An “advowson” was the right to appoint a person as Rector of a Church of England living, giving the appointee an income and a rectory to live in, usually for life. The descent of the Redmarley Advowson can be traced in this article.  To see transcriptions of the deeds click here.

The Elizabethan Communion Cup

St Bartholomew’s Church possesses an interesting silver Communion cup and cover on the top of which is inscribed the date 1571. There is no “proper” hallmark visible – but this is not uncommon.

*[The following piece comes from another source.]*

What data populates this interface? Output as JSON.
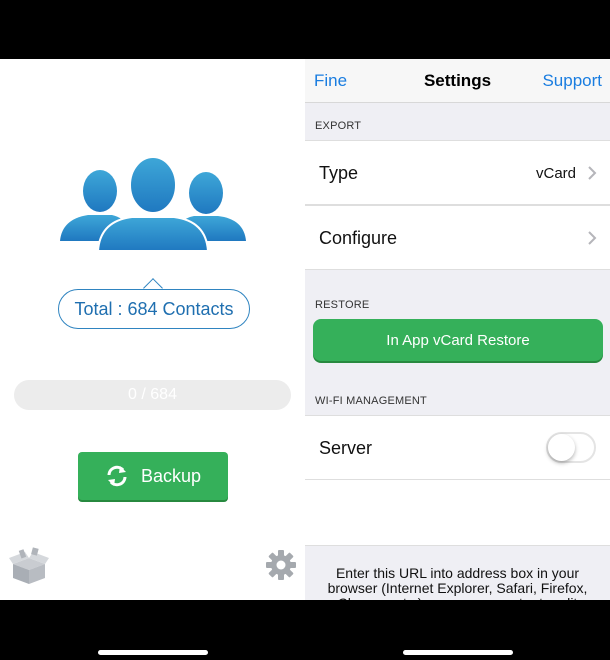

The date becomes significant when we note that in February 1570 Pope Pius V issued the papal bull “Regnans in excelsis” by which he excommunicated Elizabeth I and for good measure called upon all Catholics to oppose her and bring about her downfall – by assassination if need be. This souring of relations had been brewing for many years. Elizabeth had always been regarded as illegitimate and a usurper of the throne; the Papacy favouring the claims of Mary Queen of Scots. More particularly, Elizabeth’s continued persistence in promoting Protestantism was seen by the Pope as a personal affront, and worse, as an act of flagrant heresy.

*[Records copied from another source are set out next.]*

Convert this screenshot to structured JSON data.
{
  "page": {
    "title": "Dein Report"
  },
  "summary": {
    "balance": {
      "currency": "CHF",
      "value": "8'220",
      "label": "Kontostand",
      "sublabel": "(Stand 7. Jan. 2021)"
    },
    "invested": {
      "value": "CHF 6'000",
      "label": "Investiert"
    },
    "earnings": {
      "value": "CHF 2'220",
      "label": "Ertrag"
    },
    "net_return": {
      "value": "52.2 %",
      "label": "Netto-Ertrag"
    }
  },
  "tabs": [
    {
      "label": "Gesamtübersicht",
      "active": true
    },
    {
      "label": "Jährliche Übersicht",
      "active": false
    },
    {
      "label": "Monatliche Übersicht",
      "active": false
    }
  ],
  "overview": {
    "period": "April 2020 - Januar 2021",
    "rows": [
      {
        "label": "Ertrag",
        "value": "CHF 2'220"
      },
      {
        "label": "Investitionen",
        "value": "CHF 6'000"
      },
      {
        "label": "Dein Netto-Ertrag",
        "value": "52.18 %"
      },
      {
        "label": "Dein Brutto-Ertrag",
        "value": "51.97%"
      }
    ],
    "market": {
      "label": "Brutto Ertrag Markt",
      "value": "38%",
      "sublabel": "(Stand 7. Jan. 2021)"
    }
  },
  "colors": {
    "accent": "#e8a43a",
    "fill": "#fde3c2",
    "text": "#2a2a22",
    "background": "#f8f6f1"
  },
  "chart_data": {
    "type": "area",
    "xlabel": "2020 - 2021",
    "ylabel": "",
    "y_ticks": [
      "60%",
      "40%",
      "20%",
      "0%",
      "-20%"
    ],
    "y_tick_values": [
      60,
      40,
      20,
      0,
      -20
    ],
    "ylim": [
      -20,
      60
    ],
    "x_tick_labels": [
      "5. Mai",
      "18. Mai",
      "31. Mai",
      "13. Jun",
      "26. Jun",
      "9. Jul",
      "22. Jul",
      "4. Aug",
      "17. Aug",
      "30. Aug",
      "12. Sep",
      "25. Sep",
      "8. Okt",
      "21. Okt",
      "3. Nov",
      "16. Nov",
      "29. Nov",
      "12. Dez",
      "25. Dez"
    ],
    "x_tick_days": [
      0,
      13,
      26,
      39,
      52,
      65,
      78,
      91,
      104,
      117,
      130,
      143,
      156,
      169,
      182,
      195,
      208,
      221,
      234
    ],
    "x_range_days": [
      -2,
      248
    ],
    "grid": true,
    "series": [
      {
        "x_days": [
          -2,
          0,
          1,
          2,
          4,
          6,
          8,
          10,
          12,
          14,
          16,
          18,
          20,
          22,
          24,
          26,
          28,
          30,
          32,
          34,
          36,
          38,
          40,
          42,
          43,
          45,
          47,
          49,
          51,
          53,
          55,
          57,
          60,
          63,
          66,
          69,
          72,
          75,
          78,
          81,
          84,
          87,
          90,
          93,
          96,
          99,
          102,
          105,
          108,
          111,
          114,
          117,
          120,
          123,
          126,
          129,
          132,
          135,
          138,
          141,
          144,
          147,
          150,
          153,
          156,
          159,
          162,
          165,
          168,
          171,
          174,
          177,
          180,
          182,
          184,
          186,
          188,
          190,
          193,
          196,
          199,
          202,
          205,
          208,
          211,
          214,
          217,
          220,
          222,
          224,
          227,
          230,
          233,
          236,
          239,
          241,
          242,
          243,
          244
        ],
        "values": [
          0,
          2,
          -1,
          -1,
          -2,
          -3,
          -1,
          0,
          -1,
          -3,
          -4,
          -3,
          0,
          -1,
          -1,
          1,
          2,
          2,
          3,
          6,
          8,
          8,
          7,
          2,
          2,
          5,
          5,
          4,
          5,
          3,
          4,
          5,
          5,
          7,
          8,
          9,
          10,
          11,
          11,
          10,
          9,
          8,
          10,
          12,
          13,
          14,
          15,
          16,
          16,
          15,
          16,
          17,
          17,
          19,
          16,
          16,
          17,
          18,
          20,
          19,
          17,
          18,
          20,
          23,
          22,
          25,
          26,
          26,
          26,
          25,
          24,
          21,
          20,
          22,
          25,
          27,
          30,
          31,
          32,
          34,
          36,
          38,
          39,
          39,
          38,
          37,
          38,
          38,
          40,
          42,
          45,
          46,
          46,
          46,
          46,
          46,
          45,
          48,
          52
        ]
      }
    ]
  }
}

When the papal bull reached London in April, Elizabeth was equally affronted. Her furious response was to increase her persecution of the many recusants still practising their Catholic faith, despite the stipulations of the Act of Uniformity of 1559. Up until now she had “turned a blind eye” to many of these irregularities. This leniency was now at an end. Elizabeth was goaded into still more action; articles of church plate attracted her attention as being in need of drastic “reform”. She decreed that every church should surrender all the silver chalices and other artifacts which had been used in celebrating Mass during the brief reign of her Catholic predecessor Mary I (“Bloody Mary“). The articles were to be melted down by local silversmiths and recast into larger Communion cups deemed more appropriate for Protestant worship, in which the laity as well as the clergy were to receive the wine. The diocesan bishops were made responsible for this “exchange“. In “The Plate of Bunbury (Cheshire) Church” by Sir Leonard Stone (1955) – [internet version] – we learn that while the dates of the substitution varied from diocese to diocese, “most Worcestershire churches (including presumably Redmarley) acquired their new Communion cups in 1571“. .
It is perhaps worth mentioning in passing the long-standing “legend” that the “chalice” may have been “a gift from the Queen when she stayed overnight in the Parish”. Sadly this “legend” is devoid of substance. During her summer “Progresses” Elizabeth visited Gloucester on 8th August 1574 and Worcester on 13th August 1575, but research shows that it is virtually impossible that a visit to Redmarley could have been fitted into the royal schedule on either of these occasions. In fact, she never seems to have travelled anywhere along the west bank of the Severn. (As a final point of interest, her Progress in 1571 took place far away – in Essex and the south-eastern counties.) – Eric Smith, March 2005

Back to top